  • Opening Support.

Find out how easy the Franchisor made the process of getting the first unit open  and operating. Was there assistance in the site selection, lease negotiation, construction and design assistance etc.

  • Marketing Programs.

Most Franchisors collect marketing rand’s from every franchisee to put into a pool spent to promote the brand. You need to determine whether the franchisees are happy and supportive of the way this process is handled.

  • Purchasing Power.

Does the Franchisor use the collective buying power of the total system to get discounts on supplies and inventory beyond what an independent operator could achieve?

  • Relationships.

Determine how the franchisees feel about their relationship with the franchise company in general. Is the franchisor supportive, caring, focused on their success, responsive, effective, organized and trustworthy?

To start any  franchise operation  successfully or to obtain funding from an Investor it is vital to develop a “Professional” Franchise Business Plan that you can present to any lender. We can help you with this and also want to warn you against the services of some “cheap” so called business plan writers. Also see our FAQ’S section for more information on this issue.

Purchase an Existing Franchise.

With the downturn in the economy a number of existing franchises are for sale. One’s initial reaction is if a business is for sale it must have problems. While this may be true in many cases, there are some good opportunities to purchase a viable existing business at good value. If you are contemplating purchasing an existing business/franchise you need to carefully consider the following:-

Why is the business for sale?

Just confirm that the business is for sale for a valid reason. Some valid reasons are that the owner wants to retire or immigrate or the owner has an illness that stops him being able to run the business. Often a new franchisee purchases the business with new enthusiasm and the hard work results in increased sales and profit.

Is the site still optimal?

Geographic areas change, and often a site changes. Town centers have become ghost towns as the shopping node moves out of town. Shopping centers also change the flow when they make additions and changes to the center. Assuming the site and position in the centre are still correct you must study the lease. How long has the  lease got left, is there a renewal clause and what will the rent be increased by?

Position of the Franchisor

You won’t be able to purchase a franchise unless the franchisor approved you as a new franchisee. We suggest that you visit the franchisor and discuss the purchase with him. Reputable franchisors will want you to be successful so will make sure you don’t over-pay or buy a bad franchise. However, be careful of bad franchisors who will encourage the sale to get rid of problem franchises.

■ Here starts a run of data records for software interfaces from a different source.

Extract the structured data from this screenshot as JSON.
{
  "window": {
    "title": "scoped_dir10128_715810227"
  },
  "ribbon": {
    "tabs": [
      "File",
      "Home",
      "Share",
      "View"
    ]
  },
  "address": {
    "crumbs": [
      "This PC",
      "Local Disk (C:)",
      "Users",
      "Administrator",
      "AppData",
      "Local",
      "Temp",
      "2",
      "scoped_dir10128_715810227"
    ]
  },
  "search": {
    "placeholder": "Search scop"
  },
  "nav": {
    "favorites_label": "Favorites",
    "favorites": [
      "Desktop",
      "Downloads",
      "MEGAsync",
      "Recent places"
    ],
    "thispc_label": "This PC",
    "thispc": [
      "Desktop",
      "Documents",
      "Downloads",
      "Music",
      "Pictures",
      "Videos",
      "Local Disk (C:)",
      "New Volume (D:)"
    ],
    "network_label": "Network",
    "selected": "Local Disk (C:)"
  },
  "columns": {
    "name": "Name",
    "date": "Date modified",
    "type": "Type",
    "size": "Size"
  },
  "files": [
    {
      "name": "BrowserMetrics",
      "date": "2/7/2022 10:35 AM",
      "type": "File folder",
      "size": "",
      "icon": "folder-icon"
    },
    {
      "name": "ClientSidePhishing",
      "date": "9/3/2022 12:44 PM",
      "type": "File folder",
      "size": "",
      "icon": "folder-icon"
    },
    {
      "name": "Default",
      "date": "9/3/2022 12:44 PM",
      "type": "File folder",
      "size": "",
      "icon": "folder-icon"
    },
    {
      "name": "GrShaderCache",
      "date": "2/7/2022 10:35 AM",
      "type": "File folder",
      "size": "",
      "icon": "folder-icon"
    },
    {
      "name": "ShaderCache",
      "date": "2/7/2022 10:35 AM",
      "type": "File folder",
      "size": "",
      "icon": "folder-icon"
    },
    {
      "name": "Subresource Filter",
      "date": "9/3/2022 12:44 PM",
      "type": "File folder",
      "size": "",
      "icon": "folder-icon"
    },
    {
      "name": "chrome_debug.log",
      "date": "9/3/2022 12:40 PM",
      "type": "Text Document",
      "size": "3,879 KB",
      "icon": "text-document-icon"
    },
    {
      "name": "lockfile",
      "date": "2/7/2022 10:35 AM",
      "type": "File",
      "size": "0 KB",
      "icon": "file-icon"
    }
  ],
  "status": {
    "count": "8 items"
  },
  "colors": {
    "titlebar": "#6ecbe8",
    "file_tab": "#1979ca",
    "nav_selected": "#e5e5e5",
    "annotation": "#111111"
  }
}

Check the position regarding a revamp that can cost in excess of R1 million.


Make sure the business has a good set of audited financials and that all debtors are up to date. Also check that the VAT payments are up to date. Get an experienced accountant to review the financials with you or get a financial analysis be done by a professional consultant.


Bernard Schoeman of the “Tax Shop” has the following advice for prospective franchisees:-

Look for Commitment.

This should be evident from the franchisor and other franchisees. All parties in the relationship should be fully committed to its success.

 Back up and support.

This is crucial. Most people who buy into a franchise do so because of the support on offer.

Ongoing training.

Ongoing training is necessary. Your franchisor should offer regular training to ensure that franchisees remain ahead of the competition technically and in terms of service delivery.

Financial standing of the Franchisor.  should be sound. A sound franchise system should be backed by a franchisor with the financial ability to weather difficult times.

Continuity of the franchise provides peace of mind. The franchise should be able to continue operating in the event that the franchisor is changed or discontinued.

Technical knowledge of the franchisor and franchisee should be adequate. No franchise system can thrive if its people are under-qualified.

Franchise culture should not be foreign. For a franchise to be successful, franchisees should be comfortable within the framework of the franchise and its culture.